In the middle of widespread and growing dissatisfaction among developing countries with what can best be described as the “non-negotiating process” taking place here in Lima, there could be some encouraging developments on finance in the works.
Yesterday afternoon in the ADP, the co-chairs finally allowed Parties to see each other’s texts on the screen – a rather small step forward that makes ECO wonder what took so long.
The day also saw discussion on cooperation, support and finance; where South Africa launched a more significant initiative on behalf of the Africa Group (AG). After days of discussion on the finance and support sections, with little or no response to the many questions and challenges on process, the Africa Group put forward an alternative text for the finance section of the non-paper on elements.
ECO commends the Africa Group for this initiative, and thinks that Parties and the Co-chairs should accept the request that this text be used as a basis for negotiations on finance in the elements paper.
The paper is well-structured, concise, and covers most of the essential content on finance that needs to be in the Paris Agreement.
Some of the provisions that could make it a good starting point for negotiations on the content of the agreement include: the call for a collective quantified finance goal for the post-2020 period that includes a specific amount from public sources; consideration of a range of new sources of finance; a link to the amount of financing needed to achieve the agreed temperature goal; the need for continued scaling up beyond 2020; and primary but not exclusive responsibility of Annex I countries for providing support and finance.
The text is of course not the final word – it can be further improved by creative proposals on content and drafting improvements, and perhaps by drawing on some of the existing finance text in the current non-paper.

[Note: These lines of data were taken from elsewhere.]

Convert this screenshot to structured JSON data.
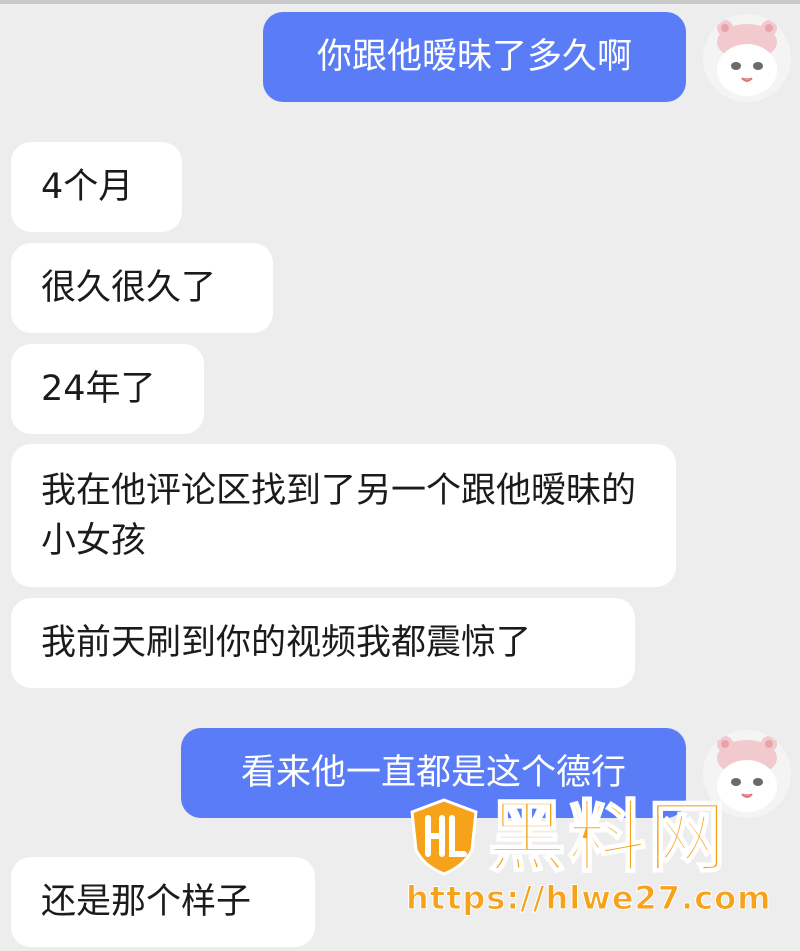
{
  "messages": [
    {
      "side": "outgoing",
      "text": "你跟他暧昧了多久啊"
    },
    {
      "side": "incoming",
      "text": "4个月"
    },
    {
      "side": "incoming",
      "text": "很久很久了"
    },
    {
      "side": "incoming",
      "text": "24年了"
    },
    {
      "side": "incoming",
      "text": "我在他评论区找到了另一个跟他暧昧的小女孩"
    },
    {
      "side": "incoming",
      "text": "我前天刷到你的视频我都震惊了"
    },
    {
      "side": "outgoing",
      "text": "看来他一直都是这个德行"
    },
    {
      "side": "incoming",
      "text": "还是那个样子"
    }
  ],
  "watermark": {
    "title": "黑料网",
    "url": "https://hlwe27.com"
  },
  "colors": {
    "background": "#ededed",
    "incoming_bubble": "#ffffff",
    "outgoing_bubble": "#5a7cf7",
    "watermark": "#f7a21b"
  },
  "icons": {
    "avatar": "hamster-in-pink-hat-icon",
    "watermark_logo": "hl-shield-logo-icon"
  }
}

But beyond the merits of the AG’s text proposal, adopting this text as a basis of negotiation would demonstrate that the process is open to good proposals and that Parties can start to take ownership of the negotiating process and its outcomes, before time runs out.